• Source information:
>>>>>
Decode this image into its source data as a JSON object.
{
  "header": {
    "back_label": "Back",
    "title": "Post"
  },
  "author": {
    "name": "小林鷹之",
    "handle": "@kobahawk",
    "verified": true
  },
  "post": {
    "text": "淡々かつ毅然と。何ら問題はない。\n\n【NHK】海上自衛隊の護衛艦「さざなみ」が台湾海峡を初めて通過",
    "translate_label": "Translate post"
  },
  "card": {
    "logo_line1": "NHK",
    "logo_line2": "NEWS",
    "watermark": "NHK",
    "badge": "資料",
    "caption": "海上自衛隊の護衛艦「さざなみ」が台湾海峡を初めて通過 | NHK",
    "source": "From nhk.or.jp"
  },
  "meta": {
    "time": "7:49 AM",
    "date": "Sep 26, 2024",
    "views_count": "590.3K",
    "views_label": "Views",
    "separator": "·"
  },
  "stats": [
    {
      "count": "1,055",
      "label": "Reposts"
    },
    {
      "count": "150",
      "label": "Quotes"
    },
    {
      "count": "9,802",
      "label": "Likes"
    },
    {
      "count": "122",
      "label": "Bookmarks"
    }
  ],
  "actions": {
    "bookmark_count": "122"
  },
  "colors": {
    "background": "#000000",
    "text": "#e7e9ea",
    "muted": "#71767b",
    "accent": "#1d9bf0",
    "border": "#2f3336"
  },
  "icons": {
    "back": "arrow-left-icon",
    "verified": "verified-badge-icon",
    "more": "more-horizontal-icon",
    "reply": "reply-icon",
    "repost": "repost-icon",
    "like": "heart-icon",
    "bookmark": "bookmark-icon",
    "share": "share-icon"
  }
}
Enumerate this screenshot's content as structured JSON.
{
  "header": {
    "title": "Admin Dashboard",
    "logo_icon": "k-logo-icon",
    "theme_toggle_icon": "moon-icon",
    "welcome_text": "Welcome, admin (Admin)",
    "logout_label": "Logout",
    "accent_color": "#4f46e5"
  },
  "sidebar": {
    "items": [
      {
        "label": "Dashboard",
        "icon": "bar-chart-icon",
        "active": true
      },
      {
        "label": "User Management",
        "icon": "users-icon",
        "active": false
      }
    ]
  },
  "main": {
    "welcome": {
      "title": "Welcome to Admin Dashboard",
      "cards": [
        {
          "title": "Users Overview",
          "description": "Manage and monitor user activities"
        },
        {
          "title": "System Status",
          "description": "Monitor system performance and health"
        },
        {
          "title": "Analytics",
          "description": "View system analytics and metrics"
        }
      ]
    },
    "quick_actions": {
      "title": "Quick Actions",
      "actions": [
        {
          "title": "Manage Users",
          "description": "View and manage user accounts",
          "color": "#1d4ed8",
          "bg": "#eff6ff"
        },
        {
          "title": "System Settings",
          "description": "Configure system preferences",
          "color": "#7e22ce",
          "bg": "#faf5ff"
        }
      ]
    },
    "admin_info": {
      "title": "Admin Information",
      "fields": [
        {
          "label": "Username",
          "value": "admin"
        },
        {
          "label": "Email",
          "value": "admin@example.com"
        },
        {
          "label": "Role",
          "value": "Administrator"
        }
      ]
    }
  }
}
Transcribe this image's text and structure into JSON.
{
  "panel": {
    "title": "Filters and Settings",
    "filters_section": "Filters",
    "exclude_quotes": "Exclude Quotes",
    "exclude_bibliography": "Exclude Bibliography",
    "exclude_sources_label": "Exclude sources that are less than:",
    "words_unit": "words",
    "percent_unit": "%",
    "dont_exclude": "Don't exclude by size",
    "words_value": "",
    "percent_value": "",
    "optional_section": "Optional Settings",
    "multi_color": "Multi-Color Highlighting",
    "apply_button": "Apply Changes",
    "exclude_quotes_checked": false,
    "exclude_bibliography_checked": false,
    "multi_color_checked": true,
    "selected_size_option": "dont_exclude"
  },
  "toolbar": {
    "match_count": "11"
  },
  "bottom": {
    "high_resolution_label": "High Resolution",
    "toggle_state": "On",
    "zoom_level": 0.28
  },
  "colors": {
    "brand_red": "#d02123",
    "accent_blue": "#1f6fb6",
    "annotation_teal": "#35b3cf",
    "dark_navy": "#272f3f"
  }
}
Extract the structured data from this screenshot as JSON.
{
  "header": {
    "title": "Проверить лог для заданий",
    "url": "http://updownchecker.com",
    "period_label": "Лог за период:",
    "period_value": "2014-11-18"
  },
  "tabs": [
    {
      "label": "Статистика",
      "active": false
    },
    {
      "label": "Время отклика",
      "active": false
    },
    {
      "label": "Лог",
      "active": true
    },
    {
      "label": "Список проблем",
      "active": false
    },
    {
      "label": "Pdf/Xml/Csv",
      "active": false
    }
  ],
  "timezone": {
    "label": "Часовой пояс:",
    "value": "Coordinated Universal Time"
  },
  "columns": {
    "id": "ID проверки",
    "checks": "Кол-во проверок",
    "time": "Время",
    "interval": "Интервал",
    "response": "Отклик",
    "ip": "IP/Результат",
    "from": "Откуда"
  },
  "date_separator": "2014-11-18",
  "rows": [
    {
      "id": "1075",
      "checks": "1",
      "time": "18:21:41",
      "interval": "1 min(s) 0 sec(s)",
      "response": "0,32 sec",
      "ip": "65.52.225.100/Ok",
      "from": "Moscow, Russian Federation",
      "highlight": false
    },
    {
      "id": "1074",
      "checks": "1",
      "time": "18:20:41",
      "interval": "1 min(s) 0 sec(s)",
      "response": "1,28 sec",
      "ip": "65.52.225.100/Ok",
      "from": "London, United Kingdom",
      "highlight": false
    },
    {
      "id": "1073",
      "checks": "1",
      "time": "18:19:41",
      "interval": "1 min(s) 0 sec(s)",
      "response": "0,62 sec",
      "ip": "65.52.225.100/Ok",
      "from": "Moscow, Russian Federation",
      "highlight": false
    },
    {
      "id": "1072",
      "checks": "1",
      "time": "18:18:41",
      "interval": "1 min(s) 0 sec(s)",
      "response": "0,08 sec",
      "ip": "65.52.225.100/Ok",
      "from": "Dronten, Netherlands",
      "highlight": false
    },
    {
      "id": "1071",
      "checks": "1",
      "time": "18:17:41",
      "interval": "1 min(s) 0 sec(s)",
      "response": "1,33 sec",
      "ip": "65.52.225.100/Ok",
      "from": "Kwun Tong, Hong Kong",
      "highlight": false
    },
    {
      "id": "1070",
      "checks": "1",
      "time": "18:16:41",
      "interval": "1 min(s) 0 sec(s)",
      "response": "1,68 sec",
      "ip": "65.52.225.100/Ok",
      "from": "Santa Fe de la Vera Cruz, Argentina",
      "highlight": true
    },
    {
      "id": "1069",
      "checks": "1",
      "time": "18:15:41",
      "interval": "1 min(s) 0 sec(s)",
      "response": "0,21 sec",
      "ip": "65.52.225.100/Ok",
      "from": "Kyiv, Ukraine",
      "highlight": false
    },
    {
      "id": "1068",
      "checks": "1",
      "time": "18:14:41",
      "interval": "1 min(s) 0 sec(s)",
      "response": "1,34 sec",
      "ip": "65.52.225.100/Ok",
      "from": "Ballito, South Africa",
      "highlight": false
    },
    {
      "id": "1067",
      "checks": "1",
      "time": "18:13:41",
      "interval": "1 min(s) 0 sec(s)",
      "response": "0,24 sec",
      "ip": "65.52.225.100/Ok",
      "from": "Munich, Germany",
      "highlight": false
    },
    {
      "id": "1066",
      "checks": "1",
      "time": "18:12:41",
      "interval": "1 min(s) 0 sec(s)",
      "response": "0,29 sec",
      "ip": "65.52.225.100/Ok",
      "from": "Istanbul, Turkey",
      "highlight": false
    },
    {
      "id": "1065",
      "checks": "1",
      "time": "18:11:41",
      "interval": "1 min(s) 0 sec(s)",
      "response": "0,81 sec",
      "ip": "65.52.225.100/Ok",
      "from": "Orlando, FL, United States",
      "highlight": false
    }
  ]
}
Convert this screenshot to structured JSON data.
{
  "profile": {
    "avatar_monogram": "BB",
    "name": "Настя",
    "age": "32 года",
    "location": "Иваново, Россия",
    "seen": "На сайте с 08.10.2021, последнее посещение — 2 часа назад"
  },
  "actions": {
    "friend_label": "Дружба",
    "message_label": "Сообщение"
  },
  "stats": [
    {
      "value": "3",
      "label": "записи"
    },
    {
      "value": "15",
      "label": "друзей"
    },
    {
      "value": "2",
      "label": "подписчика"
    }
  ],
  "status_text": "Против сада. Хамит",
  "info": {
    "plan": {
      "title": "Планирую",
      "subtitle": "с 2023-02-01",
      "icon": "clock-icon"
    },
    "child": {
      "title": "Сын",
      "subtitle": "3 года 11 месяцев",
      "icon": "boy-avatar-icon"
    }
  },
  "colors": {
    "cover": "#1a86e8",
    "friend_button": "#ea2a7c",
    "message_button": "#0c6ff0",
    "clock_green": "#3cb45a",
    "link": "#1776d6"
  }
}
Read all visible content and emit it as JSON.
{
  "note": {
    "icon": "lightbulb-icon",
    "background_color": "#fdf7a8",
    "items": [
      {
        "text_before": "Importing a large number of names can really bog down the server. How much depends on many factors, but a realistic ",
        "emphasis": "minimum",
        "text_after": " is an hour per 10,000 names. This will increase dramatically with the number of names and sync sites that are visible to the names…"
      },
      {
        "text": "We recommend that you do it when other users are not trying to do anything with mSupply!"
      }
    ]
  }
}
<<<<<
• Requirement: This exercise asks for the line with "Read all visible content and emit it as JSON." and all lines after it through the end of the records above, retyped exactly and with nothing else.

• Solution to this exercise:
Read all visible content and emit it as JSON.
{
  "note": {
    "icon": "lightbulb-icon",
    "background_color": "#fdf7a8",
    "items": [
      {
        "text_before": "Importing a large number of names can really bog down the server. How much depends on many factors, but a realistic ",
        "emphasis": "minimum",
        "text_after": " is an hour per 10,000 names. This will increase dramatically with the number of names and sync sites that are visible to the names…"
      },
      {
        "text": "We recommend that you do it when other users are not trying to do anything with mSupply!"
      }
    ]
  }
}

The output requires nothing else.